water

Lead Problems Also Show up in Rayburn House Office Building
Latest testing identifies two restroom sinks with tainted water

A staffer walks past the Senator Sam Rayburn statue in the Rayburn House Office building. (Douglas Graham/CQ Roll Call File Photo)

Water from two bathroom sinks in the Rayburn House Office Building — located in the personal suites of House members — contains high levels of lead.  

The Rayburn building is the second congressional facility after the Cannon House Office Building where recent tests have detected elevated lead levels.  

Ross Requests Investigation into Murky Capitol Hill Water Scare
Officials must answer for “alarming unresponsiveness” on lead levels

Florida Rep. Dennis Ross blasted the "alarming unresponsiveness and poor communication" of staff at the architect of the Capitol over the water contamination scare. (Bill Clark/CQ Roll Call file photo)

Florida Republican Rep. Dennis A. Ross wants the Office of Compliance to take a hard look at how Stephen T. Ayers, the architect of the Capitol, has handled a health scare precipitated by the detection of lead-contaminated drinking water in the Cannon House Office Building last month.  

In the two weeks since government officials were first warned about the potential health hazard, the actions of the architect of the Capitol have ranged from temporarily disabling a handful of drinking fountains to offering free, voluntary check-ups to worried staffers.  

Blood Tests for House Staffers Concerned About Tainted Water
Elevated lead levels in drinking water at one office building raises questions and prompts some to get screened

The Architect of the Capitol instructed staff to visit the health unit in the Rayburn House Office Building for free blood work. (Warren Rojas/CQ Roll Call)

At least a half-dozen House staffers showed up Wednesday for the free blood testing being offered to those worried about lead-contaminated drinking water on Capitol Hill.  

The architect of the Capitol arranged for the emergency screenings after days of releasing dribs and drabs of nebulous information about the health scare related to elevated lead levels in the drinking water at the Cannon building.  

Officials to Explain Hazards of House Office Drinking Water
Congressional staff invited to briefing after elevated lead levels found

Rep. Dennis Ross, R-Fla., demanded more information on the extent of the health hazard on the congressional campus . (Bill Clark/CQ Roll Call file photo)

Officials with the Architect of the Capitol will answer questions about the severity of contaminated drinking water on the congressional campus in three meetings today after repeated requests from Florida Republican Dennis A. Ross.  
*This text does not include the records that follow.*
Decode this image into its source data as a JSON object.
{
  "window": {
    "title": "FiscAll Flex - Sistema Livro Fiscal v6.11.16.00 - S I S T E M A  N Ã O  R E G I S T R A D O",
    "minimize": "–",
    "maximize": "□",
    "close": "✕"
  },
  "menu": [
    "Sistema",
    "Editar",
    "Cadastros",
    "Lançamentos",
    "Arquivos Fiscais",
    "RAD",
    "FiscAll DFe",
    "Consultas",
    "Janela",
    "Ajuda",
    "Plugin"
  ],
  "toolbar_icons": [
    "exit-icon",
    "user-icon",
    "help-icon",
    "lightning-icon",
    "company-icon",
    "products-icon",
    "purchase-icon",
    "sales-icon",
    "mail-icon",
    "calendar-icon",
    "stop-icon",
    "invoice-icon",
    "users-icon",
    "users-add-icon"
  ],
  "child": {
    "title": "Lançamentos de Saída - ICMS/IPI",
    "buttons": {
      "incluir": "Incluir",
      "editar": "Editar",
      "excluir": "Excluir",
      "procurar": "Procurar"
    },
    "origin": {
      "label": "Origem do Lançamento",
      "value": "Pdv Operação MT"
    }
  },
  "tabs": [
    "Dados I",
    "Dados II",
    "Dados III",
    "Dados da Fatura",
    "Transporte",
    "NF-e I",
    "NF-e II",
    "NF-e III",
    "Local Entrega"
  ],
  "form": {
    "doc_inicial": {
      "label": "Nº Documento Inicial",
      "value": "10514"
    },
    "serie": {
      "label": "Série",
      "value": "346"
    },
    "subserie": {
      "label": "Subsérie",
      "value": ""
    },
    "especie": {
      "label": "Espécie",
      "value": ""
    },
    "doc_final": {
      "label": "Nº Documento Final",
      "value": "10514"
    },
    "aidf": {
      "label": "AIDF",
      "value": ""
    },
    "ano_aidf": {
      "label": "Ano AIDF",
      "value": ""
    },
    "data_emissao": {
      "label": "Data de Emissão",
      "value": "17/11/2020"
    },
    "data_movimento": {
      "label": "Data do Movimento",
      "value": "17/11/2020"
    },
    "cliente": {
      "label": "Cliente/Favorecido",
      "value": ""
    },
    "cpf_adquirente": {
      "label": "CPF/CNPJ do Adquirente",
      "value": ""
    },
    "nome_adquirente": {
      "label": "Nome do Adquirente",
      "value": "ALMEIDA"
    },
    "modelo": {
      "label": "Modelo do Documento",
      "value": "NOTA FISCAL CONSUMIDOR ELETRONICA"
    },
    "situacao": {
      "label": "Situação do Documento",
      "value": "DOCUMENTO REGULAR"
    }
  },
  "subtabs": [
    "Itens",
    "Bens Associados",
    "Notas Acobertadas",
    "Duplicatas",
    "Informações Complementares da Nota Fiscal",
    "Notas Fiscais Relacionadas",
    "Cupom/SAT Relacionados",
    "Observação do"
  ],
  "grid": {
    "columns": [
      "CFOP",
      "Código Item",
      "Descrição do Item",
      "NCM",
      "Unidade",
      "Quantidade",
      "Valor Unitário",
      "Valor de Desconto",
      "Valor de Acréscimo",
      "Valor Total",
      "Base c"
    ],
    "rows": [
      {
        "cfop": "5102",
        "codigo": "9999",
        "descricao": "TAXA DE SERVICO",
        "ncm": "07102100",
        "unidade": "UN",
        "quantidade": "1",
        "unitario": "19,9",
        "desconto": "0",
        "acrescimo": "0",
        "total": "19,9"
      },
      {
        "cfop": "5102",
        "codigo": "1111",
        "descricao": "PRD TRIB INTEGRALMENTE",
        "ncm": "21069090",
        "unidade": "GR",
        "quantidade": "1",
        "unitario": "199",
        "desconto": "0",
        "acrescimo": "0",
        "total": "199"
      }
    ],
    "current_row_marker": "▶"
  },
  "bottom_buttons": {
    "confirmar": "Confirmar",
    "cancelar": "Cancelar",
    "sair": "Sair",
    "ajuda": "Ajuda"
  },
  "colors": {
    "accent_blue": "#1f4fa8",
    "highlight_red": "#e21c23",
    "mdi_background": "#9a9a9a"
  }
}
[Water in House Office Building Too Dangerous to Drink] The discussions are scheduled for Friday at 10 a.m., noon and 2 p.m. in the Cannon House Office Building. Earlier this week AOC banned staff in Cannon from using drinking fountains and office filtration units after spotting elevated levels of lead in recent test samples.  

Ultimatum Given on Tainted Water in House Office Building
Congressman wants answers on lead levels; Officials set three briefings for Friday

The Cannon House Office Building where lead levels in drinking water have sparked concern. (Congressional Quarterly/File Photo)

Florida Republican Rep. Dennis A. Ross issued an ultimatum Thursday insisting that House administrators formally respond to a request for clarification about health hazards congressional staffers may be facing as a result of having possibly ingested tainted drinking water since last fall.  

Agents of the architect of the Capitol on Wednesday initially alerted only those located in the Cannon House Office Building that their drinking water was to be avoided pending an investigation into troubling levels of lead contamination.  

Water in House Office Building Too Dangerous to Drink
Congressional administrators investigating sudden spike in lead levels

Jiaxuan Tai, 5, takes a drink from the fountain on the west front of the Capitol in July 2006. (CQ Roll Call File Photo)

All sources of drinking water in the Cannon House Office Building were shut down Tuesday after the architect of the Capitol noticed unusually high amounts of lead during routine sampling, a health scare lawmakers deemed totally unacceptable.  

“The most recent results, received the week of June 27, 2016, indicate lead levels in primary drinking water sources (e.g., drinking fountains) are slightly above the Environmental Protection Agency standard,” AOC officials warned on an internal discussion board.  

Energy-Water Vote to Come Monday or Tuesday

The Senate is looking to wrap up consideration of its $37.5 billion Energy-Water fiscal 2017 appropriations bill by Monday or Tuesday, Energy-Water Subcommittee Chairman Lamar Alexander, R-Tenn., said Thursday.  

Lawmakers had submitted more than 60 amendments to the bill by a deadline that Alexander had set for 1 p.m. A vote has been scheduled for just one of those on Monday afternoon, but Alexander said all “germane amendments” will get a vote by Tuesday.